We’ll steer you through changes in business etiquette, and help you successfully navigate through the new realities of workplace conflict and office politics.
Vacation is a time to get away from your job and recharge, but in 2013, the American Psychological Association reported half of American employees checked their email at least once a day during their time off work. Still, it is possible to get a real break from work.
One of the hardest parts of work life is having conversations you know will leave the other person disappointed. What makes these conversations so hard is the “cringe moment,” says leadership expert Peter Bregman.
The importance of discretion was recently reinforced during a panel discussion with four senior executive assistants who work for high-powered individuals.
Get moving—even if it’s just for a few minutes ... Learn the power of the doodle ... Boost your chances of career success with three simple steps.
Attorney and Internet marketer Mark Olson offers these tips for making professional connections via social media.
When a teammate delivers a biting, sarcastic comment, don’t respond defensively. Do this instead:
The belief that your youngest employees prefer electronic communication over face-to-face communication is false. At least that is according to Dan Schawbel, who along with Randstad U.S. conducted a study comparing Gen Y and Gen Z workplace expectations in 10 countries.

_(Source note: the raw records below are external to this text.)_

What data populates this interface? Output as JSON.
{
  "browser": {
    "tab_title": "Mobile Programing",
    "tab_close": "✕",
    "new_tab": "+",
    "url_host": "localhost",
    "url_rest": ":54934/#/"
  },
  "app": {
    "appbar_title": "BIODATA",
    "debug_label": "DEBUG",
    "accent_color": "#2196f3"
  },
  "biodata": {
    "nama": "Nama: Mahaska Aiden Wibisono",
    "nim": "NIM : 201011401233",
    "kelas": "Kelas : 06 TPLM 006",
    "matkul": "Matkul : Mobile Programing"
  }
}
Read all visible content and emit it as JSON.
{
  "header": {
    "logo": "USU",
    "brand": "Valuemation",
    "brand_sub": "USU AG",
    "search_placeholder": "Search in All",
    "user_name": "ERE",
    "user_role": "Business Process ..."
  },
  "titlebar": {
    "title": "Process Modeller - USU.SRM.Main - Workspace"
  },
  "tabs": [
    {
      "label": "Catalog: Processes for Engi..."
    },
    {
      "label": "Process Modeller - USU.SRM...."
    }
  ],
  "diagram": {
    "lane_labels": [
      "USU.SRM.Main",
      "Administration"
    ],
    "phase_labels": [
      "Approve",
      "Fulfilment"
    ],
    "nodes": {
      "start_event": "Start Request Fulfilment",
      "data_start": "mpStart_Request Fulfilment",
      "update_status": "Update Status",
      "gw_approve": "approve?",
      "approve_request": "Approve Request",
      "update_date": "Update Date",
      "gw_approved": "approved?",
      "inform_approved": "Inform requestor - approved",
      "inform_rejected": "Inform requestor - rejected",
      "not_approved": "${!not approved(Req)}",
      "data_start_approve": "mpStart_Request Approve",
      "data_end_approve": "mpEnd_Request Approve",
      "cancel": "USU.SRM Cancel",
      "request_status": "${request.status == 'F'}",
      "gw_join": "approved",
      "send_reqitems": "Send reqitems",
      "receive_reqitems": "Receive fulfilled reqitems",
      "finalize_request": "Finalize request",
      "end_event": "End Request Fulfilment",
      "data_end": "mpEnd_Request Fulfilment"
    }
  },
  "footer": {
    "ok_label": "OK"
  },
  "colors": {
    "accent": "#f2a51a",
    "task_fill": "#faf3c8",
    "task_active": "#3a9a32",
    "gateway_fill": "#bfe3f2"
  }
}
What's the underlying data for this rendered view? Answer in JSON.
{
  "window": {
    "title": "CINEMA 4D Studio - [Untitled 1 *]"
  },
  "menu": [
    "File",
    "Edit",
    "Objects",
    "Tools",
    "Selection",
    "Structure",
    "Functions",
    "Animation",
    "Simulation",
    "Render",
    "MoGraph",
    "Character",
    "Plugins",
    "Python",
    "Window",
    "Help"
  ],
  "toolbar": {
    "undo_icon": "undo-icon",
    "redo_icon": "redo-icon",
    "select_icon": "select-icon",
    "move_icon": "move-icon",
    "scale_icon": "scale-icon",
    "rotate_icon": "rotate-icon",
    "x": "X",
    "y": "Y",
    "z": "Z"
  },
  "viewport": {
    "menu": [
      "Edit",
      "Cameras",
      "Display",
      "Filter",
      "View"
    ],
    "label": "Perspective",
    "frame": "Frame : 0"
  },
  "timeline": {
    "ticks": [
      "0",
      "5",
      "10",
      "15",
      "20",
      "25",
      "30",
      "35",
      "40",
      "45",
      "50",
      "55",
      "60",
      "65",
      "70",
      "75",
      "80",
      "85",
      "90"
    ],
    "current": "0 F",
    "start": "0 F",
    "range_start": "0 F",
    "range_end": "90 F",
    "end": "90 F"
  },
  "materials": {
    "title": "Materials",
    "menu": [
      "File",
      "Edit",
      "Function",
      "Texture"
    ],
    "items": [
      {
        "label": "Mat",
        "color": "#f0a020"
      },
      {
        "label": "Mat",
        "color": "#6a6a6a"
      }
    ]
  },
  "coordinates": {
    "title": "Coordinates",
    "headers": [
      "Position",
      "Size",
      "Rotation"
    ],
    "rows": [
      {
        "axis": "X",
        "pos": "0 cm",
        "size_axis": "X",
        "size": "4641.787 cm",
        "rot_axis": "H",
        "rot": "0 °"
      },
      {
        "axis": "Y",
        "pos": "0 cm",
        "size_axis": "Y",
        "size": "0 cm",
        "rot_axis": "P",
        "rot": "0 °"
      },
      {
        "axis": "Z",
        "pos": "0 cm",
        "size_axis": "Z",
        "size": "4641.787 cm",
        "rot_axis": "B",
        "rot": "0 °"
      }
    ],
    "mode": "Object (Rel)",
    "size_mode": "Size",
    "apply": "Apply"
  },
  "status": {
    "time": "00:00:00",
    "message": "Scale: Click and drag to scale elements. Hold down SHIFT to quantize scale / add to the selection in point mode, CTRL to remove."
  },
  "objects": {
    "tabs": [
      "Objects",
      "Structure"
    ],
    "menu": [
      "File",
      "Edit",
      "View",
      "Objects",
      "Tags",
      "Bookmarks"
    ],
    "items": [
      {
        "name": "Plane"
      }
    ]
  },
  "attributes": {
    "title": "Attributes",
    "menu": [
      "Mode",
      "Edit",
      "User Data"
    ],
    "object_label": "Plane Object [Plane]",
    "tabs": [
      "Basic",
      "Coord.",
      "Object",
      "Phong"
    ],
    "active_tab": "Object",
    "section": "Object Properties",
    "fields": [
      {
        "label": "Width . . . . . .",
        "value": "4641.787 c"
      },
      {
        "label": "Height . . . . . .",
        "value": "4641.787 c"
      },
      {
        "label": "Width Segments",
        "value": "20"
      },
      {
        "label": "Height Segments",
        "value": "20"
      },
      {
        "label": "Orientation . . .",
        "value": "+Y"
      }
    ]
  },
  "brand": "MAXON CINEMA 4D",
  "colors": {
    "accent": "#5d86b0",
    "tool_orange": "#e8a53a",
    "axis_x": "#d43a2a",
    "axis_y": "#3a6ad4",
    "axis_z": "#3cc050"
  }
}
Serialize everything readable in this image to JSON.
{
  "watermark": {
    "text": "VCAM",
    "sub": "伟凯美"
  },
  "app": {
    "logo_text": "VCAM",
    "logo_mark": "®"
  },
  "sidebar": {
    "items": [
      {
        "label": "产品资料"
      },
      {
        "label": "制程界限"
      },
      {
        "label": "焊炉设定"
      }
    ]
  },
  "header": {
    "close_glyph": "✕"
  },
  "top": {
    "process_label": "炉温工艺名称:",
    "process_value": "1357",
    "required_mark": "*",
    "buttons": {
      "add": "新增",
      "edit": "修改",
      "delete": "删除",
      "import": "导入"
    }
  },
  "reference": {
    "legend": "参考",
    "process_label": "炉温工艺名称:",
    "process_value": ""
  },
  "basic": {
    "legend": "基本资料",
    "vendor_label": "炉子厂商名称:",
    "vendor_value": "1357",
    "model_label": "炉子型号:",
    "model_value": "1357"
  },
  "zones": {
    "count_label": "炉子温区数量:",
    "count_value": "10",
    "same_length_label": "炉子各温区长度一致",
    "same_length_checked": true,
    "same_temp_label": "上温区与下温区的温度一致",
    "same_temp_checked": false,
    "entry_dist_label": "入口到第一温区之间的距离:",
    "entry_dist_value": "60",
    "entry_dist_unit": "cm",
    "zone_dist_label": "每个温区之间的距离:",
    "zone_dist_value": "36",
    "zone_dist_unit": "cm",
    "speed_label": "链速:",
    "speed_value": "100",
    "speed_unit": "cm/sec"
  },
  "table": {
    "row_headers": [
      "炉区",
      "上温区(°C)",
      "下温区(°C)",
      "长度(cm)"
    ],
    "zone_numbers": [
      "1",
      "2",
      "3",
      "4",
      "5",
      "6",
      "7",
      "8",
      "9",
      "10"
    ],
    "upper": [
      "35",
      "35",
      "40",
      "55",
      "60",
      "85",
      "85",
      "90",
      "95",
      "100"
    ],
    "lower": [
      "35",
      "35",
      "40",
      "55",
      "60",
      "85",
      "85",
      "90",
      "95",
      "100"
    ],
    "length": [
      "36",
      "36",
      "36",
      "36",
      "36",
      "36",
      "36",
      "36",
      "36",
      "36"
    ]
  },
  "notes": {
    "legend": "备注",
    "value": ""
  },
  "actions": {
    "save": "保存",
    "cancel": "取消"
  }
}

You don’t have to punch people and steal their lunch money to be a bully. In fact, subtle bullying behaviors can wreak havoc in the workplace. Here are three of the most common types of bullies.
Whether trying to solve a problem or develop new ideas, you need to tap into the creative side of your thinking and free yourself to answer the “what if” questions.
Before you confront someone about a behavior that is bothering you, ask yourself three questions.